Filter by the string "resolution": return the lines of the material that contain it.

> Exercise material
"""
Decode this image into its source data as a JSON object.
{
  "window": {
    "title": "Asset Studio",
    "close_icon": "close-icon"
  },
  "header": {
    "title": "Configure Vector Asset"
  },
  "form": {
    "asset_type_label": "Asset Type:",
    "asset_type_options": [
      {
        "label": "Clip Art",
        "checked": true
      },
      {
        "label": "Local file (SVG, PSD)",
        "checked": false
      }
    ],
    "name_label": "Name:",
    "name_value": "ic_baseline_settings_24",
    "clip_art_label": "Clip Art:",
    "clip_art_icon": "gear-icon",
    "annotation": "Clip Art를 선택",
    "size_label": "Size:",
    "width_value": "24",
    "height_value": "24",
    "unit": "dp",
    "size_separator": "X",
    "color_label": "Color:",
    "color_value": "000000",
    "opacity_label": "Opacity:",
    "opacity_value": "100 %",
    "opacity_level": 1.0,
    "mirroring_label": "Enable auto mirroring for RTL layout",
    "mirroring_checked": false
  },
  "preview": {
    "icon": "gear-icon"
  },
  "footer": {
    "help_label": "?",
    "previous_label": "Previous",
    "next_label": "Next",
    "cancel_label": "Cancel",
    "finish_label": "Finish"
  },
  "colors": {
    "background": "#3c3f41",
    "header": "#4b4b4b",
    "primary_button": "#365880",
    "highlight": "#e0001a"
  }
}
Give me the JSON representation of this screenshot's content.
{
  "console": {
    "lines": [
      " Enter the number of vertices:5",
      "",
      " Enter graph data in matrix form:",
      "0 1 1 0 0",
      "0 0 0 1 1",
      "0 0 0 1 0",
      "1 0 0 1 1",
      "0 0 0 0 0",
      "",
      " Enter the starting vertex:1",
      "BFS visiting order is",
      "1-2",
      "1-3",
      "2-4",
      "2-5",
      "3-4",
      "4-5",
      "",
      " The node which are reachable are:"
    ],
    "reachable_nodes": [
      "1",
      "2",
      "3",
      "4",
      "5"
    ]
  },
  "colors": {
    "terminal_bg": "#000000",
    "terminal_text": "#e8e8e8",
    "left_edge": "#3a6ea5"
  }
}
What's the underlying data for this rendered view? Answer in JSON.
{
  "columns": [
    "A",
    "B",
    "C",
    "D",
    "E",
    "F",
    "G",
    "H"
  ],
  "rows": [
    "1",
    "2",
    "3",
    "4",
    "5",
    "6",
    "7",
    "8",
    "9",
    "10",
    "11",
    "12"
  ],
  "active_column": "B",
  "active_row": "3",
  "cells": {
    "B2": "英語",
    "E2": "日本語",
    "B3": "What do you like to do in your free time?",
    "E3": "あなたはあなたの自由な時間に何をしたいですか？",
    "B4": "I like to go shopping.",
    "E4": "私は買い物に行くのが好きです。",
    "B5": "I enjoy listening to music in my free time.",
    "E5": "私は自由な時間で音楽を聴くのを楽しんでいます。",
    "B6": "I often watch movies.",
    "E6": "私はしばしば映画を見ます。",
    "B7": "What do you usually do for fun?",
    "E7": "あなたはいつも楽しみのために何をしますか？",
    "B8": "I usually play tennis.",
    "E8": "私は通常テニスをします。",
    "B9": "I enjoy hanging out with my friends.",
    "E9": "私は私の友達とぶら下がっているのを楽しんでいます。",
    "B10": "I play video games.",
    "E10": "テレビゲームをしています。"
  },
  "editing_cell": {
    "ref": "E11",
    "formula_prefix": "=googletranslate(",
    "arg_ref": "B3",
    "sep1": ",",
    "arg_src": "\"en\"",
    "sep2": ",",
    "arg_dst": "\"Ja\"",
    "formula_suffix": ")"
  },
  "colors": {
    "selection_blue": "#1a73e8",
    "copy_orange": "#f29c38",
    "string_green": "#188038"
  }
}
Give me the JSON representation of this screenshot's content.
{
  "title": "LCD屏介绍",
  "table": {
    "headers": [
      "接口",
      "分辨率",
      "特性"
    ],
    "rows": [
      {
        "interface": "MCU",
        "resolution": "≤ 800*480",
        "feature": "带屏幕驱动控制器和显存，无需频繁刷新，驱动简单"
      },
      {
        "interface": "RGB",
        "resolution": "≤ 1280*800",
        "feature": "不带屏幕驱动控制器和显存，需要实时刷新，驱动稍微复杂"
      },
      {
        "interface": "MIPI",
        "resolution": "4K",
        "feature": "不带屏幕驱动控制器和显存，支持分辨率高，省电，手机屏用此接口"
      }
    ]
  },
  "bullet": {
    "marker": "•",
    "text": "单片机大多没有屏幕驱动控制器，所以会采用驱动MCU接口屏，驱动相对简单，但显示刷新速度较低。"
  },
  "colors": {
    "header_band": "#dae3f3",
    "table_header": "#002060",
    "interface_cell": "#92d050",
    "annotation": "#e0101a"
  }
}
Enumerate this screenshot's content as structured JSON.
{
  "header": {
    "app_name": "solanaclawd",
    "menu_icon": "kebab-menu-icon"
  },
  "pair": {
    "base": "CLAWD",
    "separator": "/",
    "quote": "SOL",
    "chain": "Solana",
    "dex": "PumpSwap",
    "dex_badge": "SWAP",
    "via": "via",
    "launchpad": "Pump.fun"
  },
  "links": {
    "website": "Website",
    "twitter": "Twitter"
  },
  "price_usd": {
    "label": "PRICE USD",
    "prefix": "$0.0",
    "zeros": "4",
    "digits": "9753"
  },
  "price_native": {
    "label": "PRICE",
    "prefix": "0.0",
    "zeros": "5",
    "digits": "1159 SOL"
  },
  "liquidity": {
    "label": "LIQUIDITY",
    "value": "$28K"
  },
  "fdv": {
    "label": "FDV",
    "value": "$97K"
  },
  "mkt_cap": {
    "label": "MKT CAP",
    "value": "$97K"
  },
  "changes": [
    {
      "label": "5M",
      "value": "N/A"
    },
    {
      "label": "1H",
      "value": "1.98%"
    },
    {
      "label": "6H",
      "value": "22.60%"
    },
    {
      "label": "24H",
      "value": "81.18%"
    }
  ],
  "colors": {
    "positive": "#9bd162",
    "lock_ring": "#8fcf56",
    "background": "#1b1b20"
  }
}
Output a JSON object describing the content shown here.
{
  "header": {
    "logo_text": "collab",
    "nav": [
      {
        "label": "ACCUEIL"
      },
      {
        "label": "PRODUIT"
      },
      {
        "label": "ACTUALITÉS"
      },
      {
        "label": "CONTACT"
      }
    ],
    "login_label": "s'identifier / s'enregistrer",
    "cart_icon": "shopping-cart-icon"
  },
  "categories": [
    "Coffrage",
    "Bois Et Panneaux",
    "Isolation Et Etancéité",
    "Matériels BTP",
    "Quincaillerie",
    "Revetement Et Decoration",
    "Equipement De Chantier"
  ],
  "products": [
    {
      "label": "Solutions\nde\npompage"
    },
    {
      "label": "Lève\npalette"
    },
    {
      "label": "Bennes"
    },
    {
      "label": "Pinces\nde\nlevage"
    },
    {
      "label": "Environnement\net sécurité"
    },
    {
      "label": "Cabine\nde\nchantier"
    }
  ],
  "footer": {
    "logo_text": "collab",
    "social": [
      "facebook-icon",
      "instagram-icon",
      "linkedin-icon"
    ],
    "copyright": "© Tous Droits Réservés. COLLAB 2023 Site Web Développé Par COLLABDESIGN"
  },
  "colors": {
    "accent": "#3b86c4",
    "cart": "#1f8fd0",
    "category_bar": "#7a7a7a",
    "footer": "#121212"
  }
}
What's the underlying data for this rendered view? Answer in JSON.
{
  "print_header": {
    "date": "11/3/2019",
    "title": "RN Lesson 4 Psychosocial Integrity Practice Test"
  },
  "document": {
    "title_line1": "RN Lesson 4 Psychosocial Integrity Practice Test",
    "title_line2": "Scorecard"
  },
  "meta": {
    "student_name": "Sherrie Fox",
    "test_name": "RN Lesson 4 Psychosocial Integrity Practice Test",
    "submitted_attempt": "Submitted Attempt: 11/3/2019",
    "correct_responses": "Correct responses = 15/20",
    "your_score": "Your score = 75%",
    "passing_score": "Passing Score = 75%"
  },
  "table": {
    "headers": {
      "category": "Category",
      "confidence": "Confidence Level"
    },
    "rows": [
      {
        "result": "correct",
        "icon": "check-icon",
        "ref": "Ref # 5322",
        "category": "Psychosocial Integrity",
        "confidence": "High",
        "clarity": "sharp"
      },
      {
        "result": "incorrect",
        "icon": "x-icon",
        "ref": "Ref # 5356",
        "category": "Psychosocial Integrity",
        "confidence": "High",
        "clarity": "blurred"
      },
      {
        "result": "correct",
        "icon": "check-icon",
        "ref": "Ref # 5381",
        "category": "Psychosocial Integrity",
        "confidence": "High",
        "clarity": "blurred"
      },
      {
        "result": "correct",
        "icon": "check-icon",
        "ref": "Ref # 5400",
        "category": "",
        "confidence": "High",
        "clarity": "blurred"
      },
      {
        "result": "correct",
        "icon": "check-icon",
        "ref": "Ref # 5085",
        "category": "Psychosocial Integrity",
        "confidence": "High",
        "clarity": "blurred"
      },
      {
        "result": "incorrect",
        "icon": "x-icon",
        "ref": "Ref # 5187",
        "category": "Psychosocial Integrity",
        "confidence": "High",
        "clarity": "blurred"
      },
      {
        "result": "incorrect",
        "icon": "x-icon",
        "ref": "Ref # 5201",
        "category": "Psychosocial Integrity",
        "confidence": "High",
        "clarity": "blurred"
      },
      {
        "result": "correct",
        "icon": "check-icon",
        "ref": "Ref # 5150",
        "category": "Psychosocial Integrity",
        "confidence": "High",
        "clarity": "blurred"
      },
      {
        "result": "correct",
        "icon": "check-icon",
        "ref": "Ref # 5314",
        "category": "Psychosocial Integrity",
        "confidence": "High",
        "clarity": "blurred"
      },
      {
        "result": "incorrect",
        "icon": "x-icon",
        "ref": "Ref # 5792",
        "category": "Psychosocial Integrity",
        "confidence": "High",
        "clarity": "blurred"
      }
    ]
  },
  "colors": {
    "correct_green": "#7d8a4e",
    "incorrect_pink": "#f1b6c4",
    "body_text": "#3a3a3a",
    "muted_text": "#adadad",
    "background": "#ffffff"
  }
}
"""
> Expected output
        "resolution": "≤ 800*480",
        "resolution": "≤ 1280*800",
        "resolution": "4K",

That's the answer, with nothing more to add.